TASK REQUIREMENTS — Lines with "JSON" in the records below: say how many there are, and add nothing.

AVAILABLE RECORDS —
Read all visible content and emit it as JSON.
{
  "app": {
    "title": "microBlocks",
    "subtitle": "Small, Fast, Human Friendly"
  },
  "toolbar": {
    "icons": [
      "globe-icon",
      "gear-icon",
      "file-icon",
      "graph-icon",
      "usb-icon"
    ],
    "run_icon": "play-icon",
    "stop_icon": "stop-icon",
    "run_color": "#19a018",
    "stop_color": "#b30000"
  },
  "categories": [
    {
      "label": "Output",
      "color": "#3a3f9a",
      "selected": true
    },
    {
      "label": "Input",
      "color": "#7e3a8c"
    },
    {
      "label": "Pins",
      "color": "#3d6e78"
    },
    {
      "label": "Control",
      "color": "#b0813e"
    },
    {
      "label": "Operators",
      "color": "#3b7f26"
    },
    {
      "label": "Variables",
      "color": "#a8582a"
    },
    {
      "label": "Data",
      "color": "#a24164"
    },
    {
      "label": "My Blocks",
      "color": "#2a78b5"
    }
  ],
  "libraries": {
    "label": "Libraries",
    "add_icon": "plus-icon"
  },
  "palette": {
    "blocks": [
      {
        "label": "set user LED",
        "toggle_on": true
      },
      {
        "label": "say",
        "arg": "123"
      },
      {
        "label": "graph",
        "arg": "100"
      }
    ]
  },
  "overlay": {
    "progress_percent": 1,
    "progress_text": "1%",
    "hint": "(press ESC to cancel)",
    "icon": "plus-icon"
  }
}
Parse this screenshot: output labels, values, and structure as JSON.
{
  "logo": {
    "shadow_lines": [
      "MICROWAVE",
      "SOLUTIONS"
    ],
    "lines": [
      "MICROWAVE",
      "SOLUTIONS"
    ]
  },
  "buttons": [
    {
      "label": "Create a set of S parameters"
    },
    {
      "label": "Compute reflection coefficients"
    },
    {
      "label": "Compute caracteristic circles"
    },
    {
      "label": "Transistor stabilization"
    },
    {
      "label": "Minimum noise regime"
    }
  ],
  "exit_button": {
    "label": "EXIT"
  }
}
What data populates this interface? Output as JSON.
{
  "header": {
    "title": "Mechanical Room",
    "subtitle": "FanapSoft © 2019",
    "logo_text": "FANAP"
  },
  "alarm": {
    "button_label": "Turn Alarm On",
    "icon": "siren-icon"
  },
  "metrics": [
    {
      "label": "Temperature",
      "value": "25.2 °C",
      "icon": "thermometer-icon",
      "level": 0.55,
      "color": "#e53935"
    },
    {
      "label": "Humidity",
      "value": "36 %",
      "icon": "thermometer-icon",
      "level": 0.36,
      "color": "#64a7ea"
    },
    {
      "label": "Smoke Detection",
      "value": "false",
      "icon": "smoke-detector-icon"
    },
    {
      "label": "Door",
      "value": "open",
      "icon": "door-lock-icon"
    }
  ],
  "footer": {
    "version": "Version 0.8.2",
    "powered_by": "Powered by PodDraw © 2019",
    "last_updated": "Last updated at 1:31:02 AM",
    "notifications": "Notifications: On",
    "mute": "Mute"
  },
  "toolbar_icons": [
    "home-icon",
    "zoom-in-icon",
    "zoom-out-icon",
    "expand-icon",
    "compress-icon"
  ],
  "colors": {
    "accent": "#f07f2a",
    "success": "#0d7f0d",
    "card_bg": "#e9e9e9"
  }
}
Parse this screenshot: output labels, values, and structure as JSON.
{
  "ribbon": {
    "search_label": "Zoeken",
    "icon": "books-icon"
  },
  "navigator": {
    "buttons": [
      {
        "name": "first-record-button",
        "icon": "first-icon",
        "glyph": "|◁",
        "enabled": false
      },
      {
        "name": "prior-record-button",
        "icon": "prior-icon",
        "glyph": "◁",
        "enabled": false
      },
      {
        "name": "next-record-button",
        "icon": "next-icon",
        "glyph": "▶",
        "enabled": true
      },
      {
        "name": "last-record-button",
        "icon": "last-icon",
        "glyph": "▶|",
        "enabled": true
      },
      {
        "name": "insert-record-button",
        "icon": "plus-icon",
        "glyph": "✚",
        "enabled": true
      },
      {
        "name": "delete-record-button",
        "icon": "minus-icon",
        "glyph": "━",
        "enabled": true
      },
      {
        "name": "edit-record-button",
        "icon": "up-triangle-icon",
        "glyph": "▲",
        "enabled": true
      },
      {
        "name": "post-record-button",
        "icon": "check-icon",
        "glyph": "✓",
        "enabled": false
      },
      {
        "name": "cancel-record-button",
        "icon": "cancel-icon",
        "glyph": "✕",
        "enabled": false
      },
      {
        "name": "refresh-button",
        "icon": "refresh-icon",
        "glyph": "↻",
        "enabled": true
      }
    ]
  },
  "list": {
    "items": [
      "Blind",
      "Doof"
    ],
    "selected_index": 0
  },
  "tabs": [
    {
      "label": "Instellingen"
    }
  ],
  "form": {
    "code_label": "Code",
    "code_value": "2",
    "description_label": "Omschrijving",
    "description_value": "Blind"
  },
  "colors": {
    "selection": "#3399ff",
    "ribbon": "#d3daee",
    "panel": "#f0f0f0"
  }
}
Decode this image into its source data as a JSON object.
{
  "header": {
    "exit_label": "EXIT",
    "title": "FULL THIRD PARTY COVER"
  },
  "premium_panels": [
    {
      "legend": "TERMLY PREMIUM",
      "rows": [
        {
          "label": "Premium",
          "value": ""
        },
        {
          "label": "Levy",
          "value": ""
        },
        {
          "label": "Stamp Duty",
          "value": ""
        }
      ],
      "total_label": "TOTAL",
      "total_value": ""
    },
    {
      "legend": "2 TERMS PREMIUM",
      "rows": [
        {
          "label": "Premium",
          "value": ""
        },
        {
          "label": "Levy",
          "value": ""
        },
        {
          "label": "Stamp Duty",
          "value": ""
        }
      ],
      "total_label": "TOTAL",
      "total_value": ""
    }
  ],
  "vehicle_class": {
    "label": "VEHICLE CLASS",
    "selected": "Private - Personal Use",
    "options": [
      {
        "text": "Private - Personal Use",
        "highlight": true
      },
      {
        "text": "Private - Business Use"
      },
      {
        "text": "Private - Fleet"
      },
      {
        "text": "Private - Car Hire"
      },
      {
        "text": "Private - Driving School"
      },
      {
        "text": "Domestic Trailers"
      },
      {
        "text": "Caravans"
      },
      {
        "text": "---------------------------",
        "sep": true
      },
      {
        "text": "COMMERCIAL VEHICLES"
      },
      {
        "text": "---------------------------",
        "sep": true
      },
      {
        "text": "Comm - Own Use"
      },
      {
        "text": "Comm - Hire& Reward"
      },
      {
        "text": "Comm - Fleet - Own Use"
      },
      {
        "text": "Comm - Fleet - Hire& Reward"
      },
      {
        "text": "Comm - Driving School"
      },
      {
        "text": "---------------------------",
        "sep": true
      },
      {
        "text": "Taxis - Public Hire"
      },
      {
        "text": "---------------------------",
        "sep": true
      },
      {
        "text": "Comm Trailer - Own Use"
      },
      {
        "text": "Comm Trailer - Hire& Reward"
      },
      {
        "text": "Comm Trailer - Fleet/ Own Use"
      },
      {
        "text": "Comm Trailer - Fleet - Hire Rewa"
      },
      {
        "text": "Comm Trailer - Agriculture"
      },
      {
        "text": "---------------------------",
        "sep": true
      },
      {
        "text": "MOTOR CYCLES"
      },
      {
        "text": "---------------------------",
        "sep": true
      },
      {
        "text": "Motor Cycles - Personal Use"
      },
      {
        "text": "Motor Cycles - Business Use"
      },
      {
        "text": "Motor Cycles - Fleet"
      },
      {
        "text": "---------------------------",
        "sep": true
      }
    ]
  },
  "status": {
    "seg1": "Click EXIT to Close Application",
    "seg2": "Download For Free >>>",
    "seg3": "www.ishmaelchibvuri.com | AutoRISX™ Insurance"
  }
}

SOLUTION — 5